"One thing I always try to do is register with S.T.E.P., so the government can track my whereabouts," says travel writer Lola Akinmade Ackerstrom. "Having a laissez-faire attitude about travel advisories really isn't appropriate. The government has a lot more intelligence (than the general public), so take them seriously."
Some governments refute travel warnings, especially when they're subject to warnings from other governments.
Travel warnings advising against travel to Peru in February 2013 were strongly opposed by the local government, with ministers calling for U.S. warnings about kidnappings in the Cuzco region to be retracted.
In 2010, the Jamaican government criticized a travel warning against the entire country, when riots erupted in a small Kingston area.
Guidebook author Lebawit Girma was in Jamaica at the time.
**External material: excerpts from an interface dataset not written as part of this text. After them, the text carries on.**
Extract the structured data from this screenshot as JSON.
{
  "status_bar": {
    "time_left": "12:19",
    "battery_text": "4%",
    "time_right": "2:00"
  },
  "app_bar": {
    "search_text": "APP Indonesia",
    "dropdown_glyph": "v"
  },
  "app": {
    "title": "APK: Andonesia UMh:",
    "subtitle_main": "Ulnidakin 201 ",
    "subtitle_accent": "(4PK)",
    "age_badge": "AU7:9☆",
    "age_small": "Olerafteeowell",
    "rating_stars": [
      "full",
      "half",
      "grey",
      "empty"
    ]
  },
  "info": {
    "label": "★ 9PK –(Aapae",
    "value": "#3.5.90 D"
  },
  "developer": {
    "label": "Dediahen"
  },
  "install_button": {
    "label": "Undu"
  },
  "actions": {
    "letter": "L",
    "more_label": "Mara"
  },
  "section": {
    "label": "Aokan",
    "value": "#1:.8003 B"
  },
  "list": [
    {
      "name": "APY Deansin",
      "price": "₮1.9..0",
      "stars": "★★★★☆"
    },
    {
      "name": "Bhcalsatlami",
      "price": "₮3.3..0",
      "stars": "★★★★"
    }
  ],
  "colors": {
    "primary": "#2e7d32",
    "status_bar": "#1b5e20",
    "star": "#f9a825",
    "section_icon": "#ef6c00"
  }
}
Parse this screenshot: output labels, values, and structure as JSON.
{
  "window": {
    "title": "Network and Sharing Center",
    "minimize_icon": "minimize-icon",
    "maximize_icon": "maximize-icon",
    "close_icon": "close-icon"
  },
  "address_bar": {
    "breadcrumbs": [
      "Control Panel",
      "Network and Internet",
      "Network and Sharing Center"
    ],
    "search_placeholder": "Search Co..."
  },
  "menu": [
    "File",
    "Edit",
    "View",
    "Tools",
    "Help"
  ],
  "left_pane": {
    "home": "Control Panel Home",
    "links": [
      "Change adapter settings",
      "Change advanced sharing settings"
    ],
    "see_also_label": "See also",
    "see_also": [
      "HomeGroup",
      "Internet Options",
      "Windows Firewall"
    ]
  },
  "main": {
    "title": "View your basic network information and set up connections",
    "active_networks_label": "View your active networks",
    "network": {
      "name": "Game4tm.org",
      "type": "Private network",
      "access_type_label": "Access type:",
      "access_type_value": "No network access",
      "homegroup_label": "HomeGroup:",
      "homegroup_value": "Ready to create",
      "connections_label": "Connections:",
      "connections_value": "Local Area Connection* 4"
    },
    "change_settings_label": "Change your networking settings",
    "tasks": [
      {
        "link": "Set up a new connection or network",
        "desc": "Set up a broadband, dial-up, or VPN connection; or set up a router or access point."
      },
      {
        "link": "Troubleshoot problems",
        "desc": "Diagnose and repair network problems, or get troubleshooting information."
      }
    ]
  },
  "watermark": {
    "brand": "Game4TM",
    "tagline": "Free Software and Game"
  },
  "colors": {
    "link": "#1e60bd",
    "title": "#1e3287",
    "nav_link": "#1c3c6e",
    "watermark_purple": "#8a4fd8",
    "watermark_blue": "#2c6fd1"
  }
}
"I was amazed at the travel advisories against the whole island," she says. "For anyone who doesn't know Jamaica, it would be easy to cancel plans.
"Jamaica is a big island, so it didn't stop me from heading to my usual spots in Negril and Montego Bay."
Ashley Charmers and her husband canceled their travel plans for Turkey in June 2013 due to protests there.
"We had been debating canceling our 10-day trip through Turkey after receiving emails from our families and S.T.E.P.
"Days before our departure we decided to cancel because of concerns regarding serious travel delays and suspensions. Our decision cost us $500."
Even seasoned travelers, who are comfortable in the unfamiliar, can be taken off guard.
In March 2013, travel blogger Oneika Raymond's wallet was taken from her backpack in Aswad, Egypt.
She winces at the memory because she "wasn't paying attention" after making a few purchases.
"Did I feel safe in Egypt? No, not particularly," she says. "After that I found myself very suspicious of everyone."
Have you traveled to places under travel alerts or warnings? Let us know what your experiences were in the comments section.